■ Work to be completed ■
Your answer consists of the lines in the data that contain "refresh". Copy each of them.

━━━━━ Provided data

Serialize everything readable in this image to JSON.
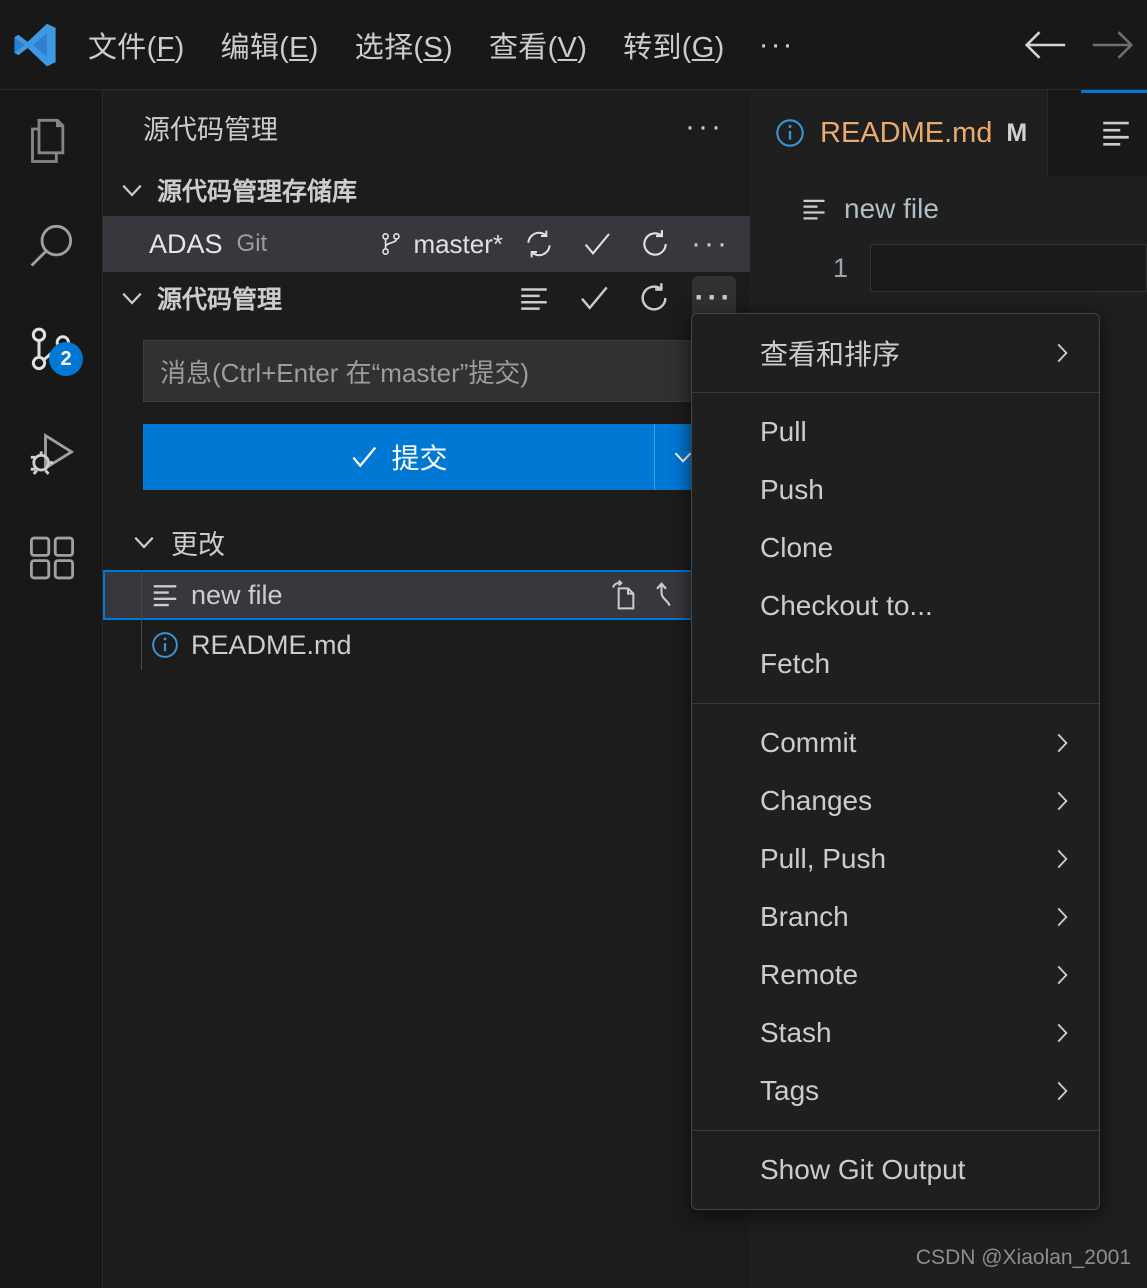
{
  "window": {
    "logo_icon": "vscode-logo-icon",
    "menus": [
      {
        "label": "文件",
        "mnemonic": "F"
      },
      {
        "label": "编辑",
        "mnemonic": "E"
      },
      {
        "label": "选择",
        "mnemonic": "S"
      },
      {
        "label": "查看",
        "mnemonic": "V"
      },
      {
        "label": "转到",
        "mnemonic": "G"
      }
    ],
    "more_label": "···",
    "nav_back_icon": "arrow-left-icon",
    "nav_forward_icon": "arrow-right-icon"
  },
  "activity_bar": {
    "items": [
      {
        "name": "explorer",
        "icon": "files-icon",
        "badge": ""
      },
      {
        "name": "search",
        "icon": "search-icon",
        "badge": ""
      },
      {
        "name": "source-control",
        "icon": "source-control-icon",
        "badge": "2"
      },
      {
        "name": "run-and-debug",
        "icon": "run-debug-icon",
        "badge": ""
      },
      {
        "name": "extensions",
        "icon": "extensions-icon",
        "badge": ""
      }
    ]
  },
  "sidebar": {
    "title": "源代码管理",
    "title_more_label": "···",
    "repositories_section": {
      "label": "源代码管理存储库",
      "chevron": "chevron-down-icon",
      "repo": {
        "name": "ADAS",
        "kind": "Git",
        "branch": "master*",
        "branch_icon": "git-branch-icon",
        "actions": [
          {
            "name": "sync-changes",
            "icon": "sync-icon"
          },
          {
            "name": "commit",
            "icon": "check-icon"
          },
          {
            "name": "refresh",
            "icon": "refresh-icon"
          },
          {
            "name": "more-actions",
            "icon": "kebab-icon",
            "label": "···"
          }
        ]
      }
    },
    "scm_section": {
      "label": "源代码管理",
      "chevron": "chevron-down-icon",
      "actions": [
        {
          "name": "view-as-list",
          "icon": "list-icon"
        },
        {
          "name": "commit",
          "icon": "check-icon"
        },
        {
          "name": "refresh",
          "icon": "refresh-icon"
        },
        {
          "name": "views-and-more-actions",
          "icon": "kebab-icon",
          "label": "···"
        }
      ]
    },
    "commit_message": {
      "value": "",
      "placeholder": "消息(Ctrl+Enter 在“master”提交)"
    },
    "commit_button": {
      "label": "提交",
      "icon": "check-icon",
      "dropdown_icon": "chevron-down-icon",
      "color": "#0078d4"
    },
    "changes_group": {
      "label": "更改",
      "chevron": "chevron-down-icon",
      "files": [
        {
          "name": "new file",
          "icon": "diff-lines-icon",
          "selected": true,
          "actions": [
            {
              "name": "open-file",
              "icon": "open-file-icon"
            },
            {
              "name": "discard-changes",
              "icon": "discard-icon"
            },
            {
              "name": "stage-changes",
              "icon": "plus-icon"
            }
          ]
        },
        {
          "name": "README.md",
          "icon": "info-circle-icon",
          "selected": false,
          "actions": []
        }
      ]
    }
  },
  "context_menu": {
    "groups": [
      {
        "items": [
          {
            "label": "查看和排序",
            "submenu": true
          }
        ]
      },
      {
        "items": [
          {
            "label": "Pull",
            "submenu": false
          },
          {
            "label": "Push",
            "submenu": false
          },
          {
            "label": "Clone",
            "submenu": false
          },
          {
            "label": "Checkout to...",
            "submenu": false
          },
          {
            "label": "Fetch",
            "submenu": false
          }
        ]
      },
      {
        "items": [
          {
            "label": "Commit",
            "submenu": true
          },
          {
            "label": "Changes",
            "submenu": true
          },
          {
            "label": "Pull, Push",
            "submenu": true
          },
          {
            "label": "Branch",
            "submenu": true
          },
          {
            "label": "Remote",
            "submenu": true
          },
          {
            "label": "Stash",
            "submenu": true
          },
          {
            "label": "Tags",
            "submenu": true
          }
        ]
      },
      {
        "items": [
          {
            "label": "Show Git Output",
            "submenu": false
          }
        ]
      }
    ]
  },
  "editor": {
    "tab": {
      "label": "README.md",
      "icon": "info-circle-icon",
      "dirty_badge": "M"
    },
    "tabbar_action": {
      "name": "open-changes",
      "icon": "diff-lines-icon"
    },
    "diff_title": "new file",
    "diff_title_icon": "diff-lines-icon",
    "line_numbers": [
      "1"
    ]
  },
  "watermark": "CSDN @Xiaolan_2001",
  "colors": {
    "accent": "#0078d4",
    "tab_foreground": "#e8ab6f",
    "titlebar_bg": "#181818",
    "sidebar_bg": "#1c1c1c",
    "editor_bg": "#1f1f1f",
    "menu_bg": "#1f1f1f",
    "selection_bg": "#37373d"
  }
}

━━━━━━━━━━

■ Written solution ■
            "name": "refresh",
            "icon": "refresh-icon"
          "name": "refresh",
          "icon": "refresh-icon"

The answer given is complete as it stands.